## About this task
Keep every line of the data below that has the string "location" and present those lines.

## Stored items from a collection
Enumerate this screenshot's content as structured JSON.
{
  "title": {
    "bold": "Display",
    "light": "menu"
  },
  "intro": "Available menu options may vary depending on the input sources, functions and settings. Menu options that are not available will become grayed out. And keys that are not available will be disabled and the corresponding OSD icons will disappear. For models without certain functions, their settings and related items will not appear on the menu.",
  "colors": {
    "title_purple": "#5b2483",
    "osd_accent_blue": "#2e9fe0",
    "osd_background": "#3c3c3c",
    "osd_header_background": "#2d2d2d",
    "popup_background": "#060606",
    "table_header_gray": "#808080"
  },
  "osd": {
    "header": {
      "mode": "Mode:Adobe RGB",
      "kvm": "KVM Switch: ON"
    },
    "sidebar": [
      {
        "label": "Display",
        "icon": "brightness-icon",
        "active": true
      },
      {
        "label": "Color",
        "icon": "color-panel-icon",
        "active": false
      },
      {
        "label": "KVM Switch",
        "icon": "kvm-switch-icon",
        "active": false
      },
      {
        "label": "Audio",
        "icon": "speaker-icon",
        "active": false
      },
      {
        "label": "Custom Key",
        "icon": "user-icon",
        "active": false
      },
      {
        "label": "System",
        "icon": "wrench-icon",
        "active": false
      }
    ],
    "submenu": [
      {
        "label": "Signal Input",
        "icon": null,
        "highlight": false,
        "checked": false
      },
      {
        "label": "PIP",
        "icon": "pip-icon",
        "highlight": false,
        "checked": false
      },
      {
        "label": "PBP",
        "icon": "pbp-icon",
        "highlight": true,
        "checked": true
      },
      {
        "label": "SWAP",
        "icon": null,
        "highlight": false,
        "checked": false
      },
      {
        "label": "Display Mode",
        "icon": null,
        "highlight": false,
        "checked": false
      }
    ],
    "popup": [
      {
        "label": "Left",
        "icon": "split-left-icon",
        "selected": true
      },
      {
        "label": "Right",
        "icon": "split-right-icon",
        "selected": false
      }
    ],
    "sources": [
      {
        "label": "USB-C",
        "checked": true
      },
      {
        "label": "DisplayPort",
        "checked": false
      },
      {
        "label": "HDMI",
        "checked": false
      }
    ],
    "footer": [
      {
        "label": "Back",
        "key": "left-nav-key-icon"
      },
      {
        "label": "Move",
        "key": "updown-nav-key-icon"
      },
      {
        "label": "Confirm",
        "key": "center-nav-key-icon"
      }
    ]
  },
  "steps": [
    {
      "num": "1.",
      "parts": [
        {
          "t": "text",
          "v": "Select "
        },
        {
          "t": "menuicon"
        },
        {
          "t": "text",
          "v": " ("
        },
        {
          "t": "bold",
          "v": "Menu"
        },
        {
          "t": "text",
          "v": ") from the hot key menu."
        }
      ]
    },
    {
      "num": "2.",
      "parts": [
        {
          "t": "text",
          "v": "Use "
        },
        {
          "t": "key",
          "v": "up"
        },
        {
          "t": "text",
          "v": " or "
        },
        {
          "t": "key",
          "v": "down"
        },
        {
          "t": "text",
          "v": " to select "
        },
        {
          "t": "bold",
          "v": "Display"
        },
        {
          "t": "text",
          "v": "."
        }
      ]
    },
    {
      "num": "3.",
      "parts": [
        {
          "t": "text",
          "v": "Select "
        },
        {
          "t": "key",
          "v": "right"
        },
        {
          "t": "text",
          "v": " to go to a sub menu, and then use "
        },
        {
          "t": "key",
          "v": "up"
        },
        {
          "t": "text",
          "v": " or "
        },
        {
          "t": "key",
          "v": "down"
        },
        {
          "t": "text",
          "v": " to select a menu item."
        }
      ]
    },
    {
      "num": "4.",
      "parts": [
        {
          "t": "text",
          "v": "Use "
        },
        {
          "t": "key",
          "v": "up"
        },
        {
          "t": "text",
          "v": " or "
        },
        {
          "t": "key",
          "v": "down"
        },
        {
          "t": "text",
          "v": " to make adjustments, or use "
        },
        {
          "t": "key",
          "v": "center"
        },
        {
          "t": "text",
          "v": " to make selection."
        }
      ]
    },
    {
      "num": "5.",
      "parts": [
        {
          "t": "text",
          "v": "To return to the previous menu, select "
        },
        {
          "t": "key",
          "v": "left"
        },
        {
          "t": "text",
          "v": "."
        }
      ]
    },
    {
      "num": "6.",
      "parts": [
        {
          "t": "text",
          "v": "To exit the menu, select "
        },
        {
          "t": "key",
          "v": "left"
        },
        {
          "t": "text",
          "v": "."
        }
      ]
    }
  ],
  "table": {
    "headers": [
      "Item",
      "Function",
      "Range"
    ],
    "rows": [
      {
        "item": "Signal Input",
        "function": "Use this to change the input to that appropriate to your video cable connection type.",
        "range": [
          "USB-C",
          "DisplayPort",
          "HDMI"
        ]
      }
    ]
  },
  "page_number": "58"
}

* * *

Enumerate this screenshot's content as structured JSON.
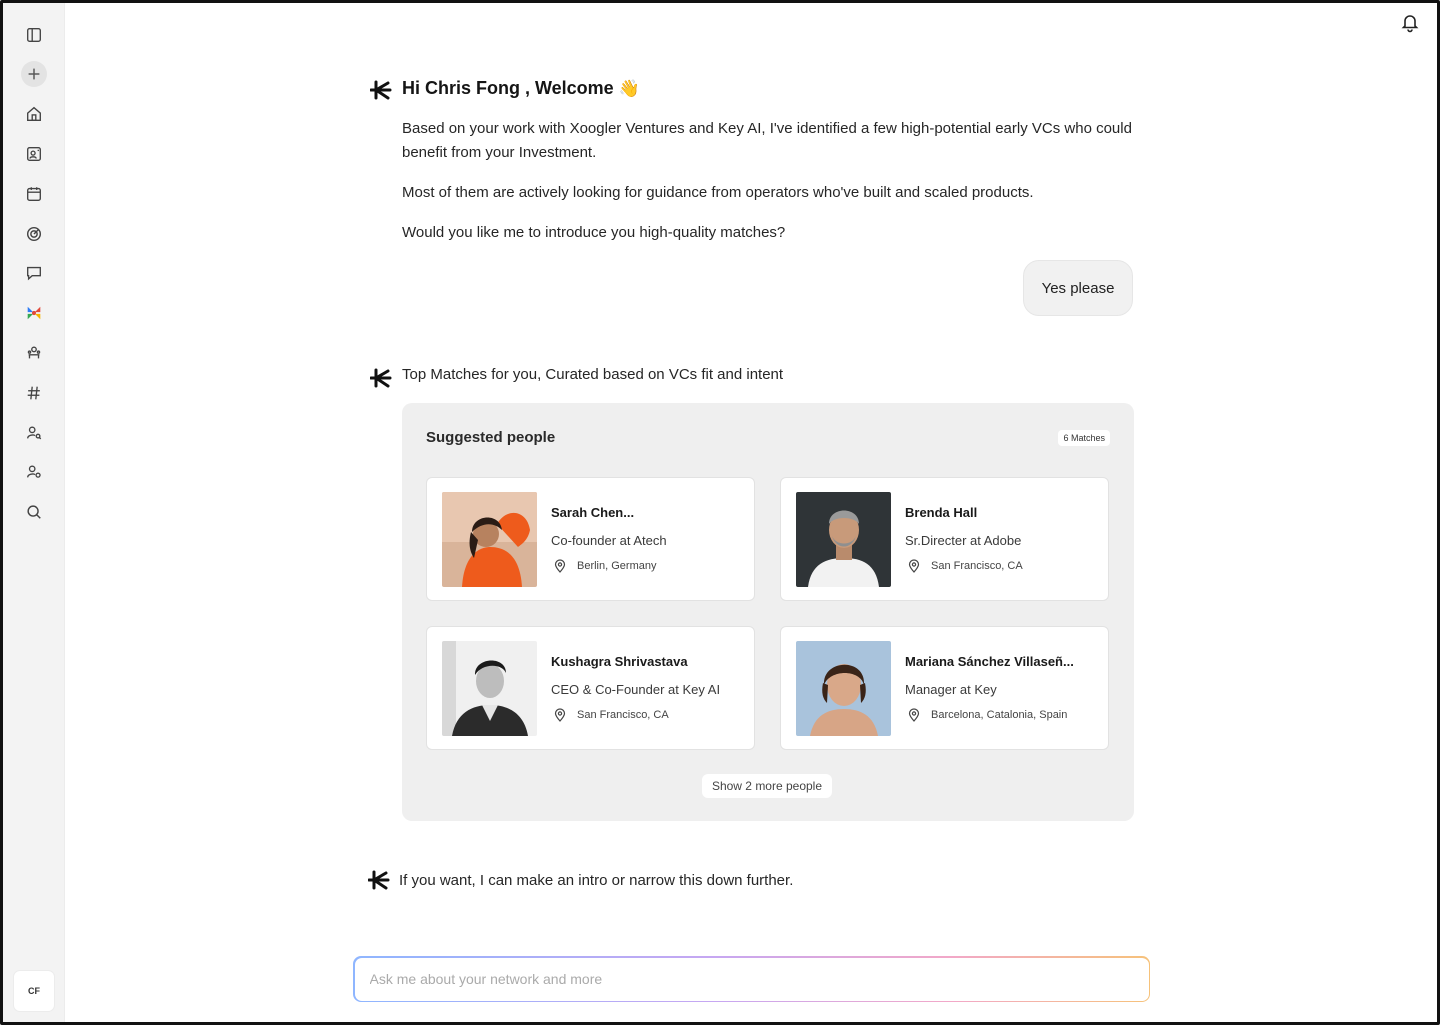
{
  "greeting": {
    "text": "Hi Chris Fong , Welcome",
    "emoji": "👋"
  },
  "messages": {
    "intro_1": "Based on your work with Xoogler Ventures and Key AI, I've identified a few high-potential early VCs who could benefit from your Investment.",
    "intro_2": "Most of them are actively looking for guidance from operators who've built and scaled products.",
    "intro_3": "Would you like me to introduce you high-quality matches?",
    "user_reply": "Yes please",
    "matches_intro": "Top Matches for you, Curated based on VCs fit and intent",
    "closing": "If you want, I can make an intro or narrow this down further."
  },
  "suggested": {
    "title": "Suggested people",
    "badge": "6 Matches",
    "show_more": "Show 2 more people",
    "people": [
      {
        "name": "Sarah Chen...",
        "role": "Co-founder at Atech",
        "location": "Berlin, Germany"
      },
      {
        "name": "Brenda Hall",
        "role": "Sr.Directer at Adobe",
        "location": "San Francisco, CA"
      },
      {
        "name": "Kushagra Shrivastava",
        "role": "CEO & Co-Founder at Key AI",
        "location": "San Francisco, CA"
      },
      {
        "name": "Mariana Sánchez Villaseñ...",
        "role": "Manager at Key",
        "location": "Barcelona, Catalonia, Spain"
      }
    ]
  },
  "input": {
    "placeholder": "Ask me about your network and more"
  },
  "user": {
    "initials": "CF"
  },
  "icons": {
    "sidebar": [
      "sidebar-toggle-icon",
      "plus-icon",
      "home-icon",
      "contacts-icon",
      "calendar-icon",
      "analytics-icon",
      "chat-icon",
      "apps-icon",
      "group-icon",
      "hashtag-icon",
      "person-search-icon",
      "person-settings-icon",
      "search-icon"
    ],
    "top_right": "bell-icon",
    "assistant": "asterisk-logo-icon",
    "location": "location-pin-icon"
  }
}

## Output for this exercise
        "location": "Berlin, Germany"
        "location": "San Francisco, CA"
        "location": "San Francisco, CA"
        "location": "Barcelona, Catalonia, Spain"
    "location": "location-pin-icon"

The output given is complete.